[Start of Attachment]

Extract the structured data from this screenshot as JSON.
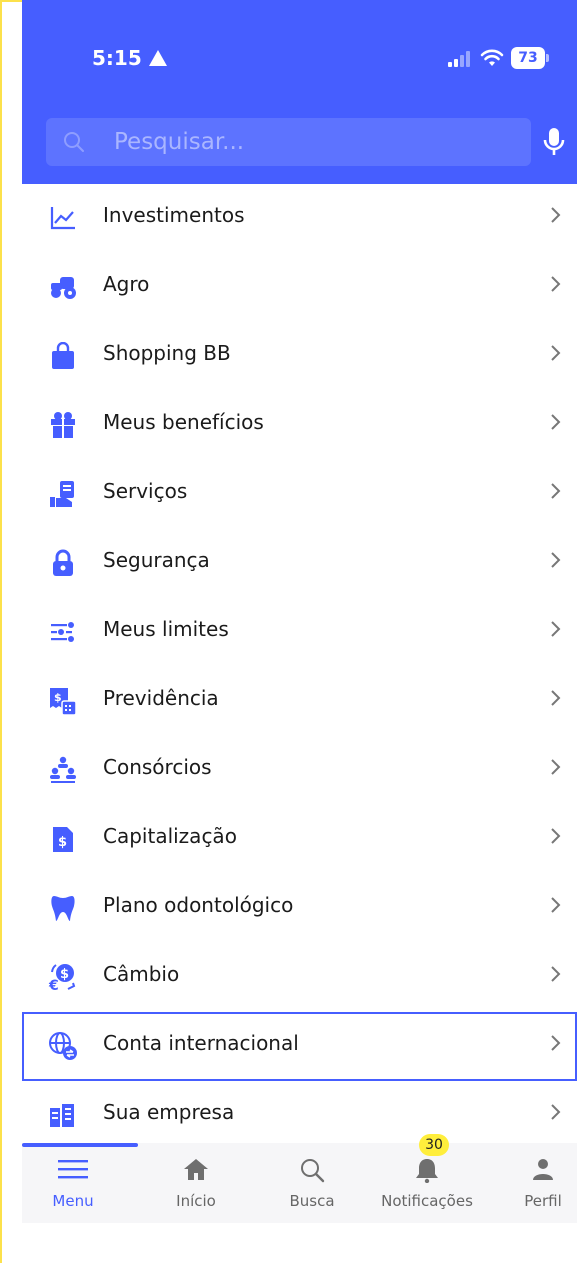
{
  "status_bar": {
    "time": "5:15",
    "battery": "73"
  },
  "search": {
    "placeholder": "Pesquisar..."
  },
  "menu": {
    "items": [
      {
        "label": "Investimentos",
        "icon": "chart-line-icon"
      },
      {
        "label": "Agro",
        "icon": "tractor-icon"
      },
      {
        "label": "Shopping BB",
        "icon": "shopping-bag-icon"
      },
      {
        "label": "Meus benefícios",
        "icon": "gift-icon"
      },
      {
        "label": "Serviços",
        "icon": "hand-document-icon"
      },
      {
        "label": "Segurança",
        "icon": "lock-icon"
      },
      {
        "label": "Meus limites",
        "icon": "sliders-icon"
      },
      {
        "label": "Previdência",
        "icon": "receipt-calculator-icon"
      },
      {
        "label": "Consórcios",
        "icon": "people-group-icon"
      },
      {
        "label": "Capitalização",
        "icon": "dollar-document-icon"
      },
      {
        "label": "Plano odontológico",
        "icon": "tooth-icon"
      },
      {
        "label": "Câmbio",
        "icon": "currency-exchange-icon"
      },
      {
        "label": "Conta internacional",
        "icon": "globe-exchange-icon"
      },
      {
        "label": "Sua empresa",
        "icon": "buildings-icon"
      }
    ],
    "selected_index": 12
  },
  "bottom_nav": {
    "items": [
      {
        "label": "Menu",
        "icon": "hamburger-menu-icon",
        "active": true
      },
      {
        "label": "Início",
        "icon": "home-icon"
      },
      {
        "label": "Busca",
        "icon": "search-icon"
      },
      {
        "label": "Notificações",
        "icon": "bell-icon"
      },
      {
        "label": "Perfil",
        "icon": "person-icon"
      }
    ],
    "notifications_badge": "30"
  },
  "colors": {
    "brand_blue": "#465eff",
    "badge_yellow": "#ffee3c"
  }
}
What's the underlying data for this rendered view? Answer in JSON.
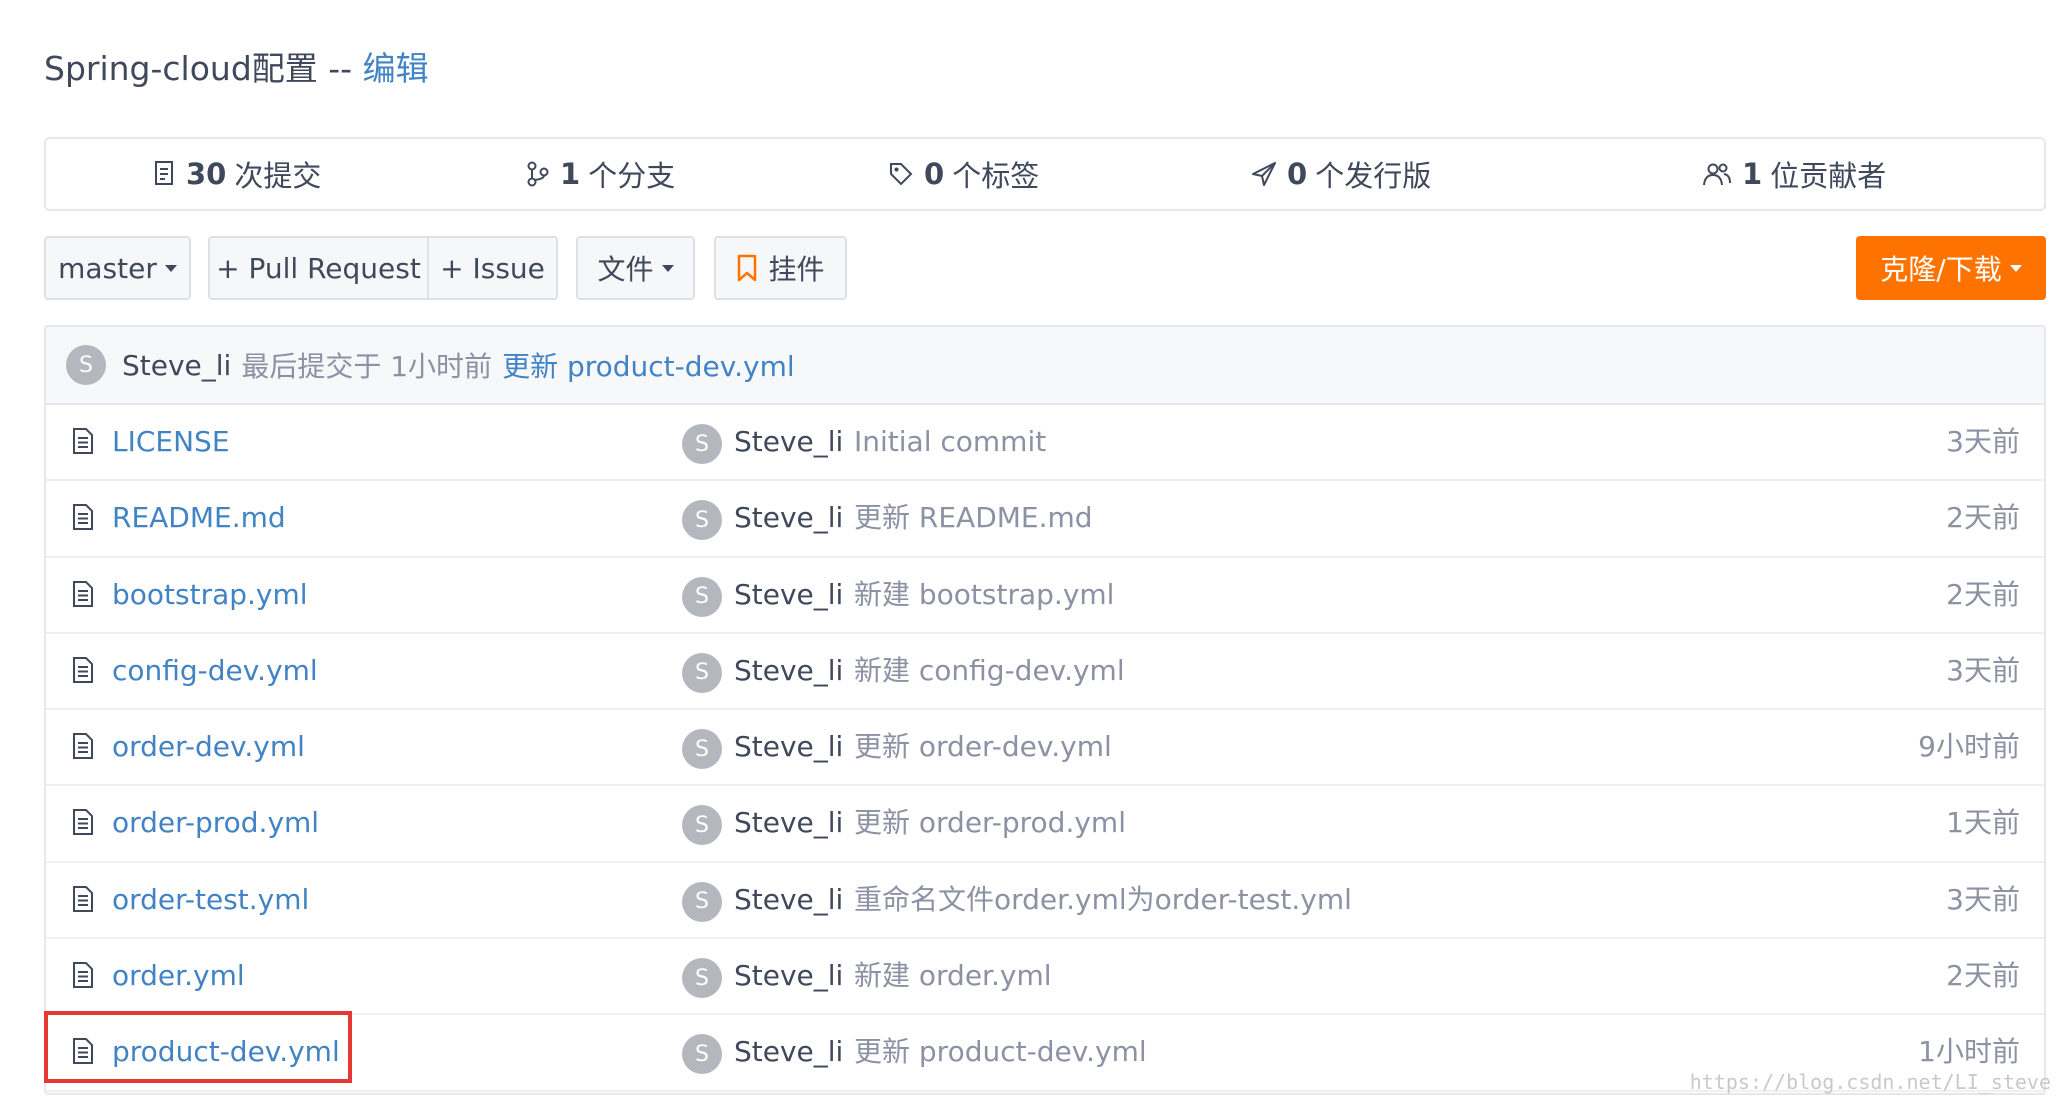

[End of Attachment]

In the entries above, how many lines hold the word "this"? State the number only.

2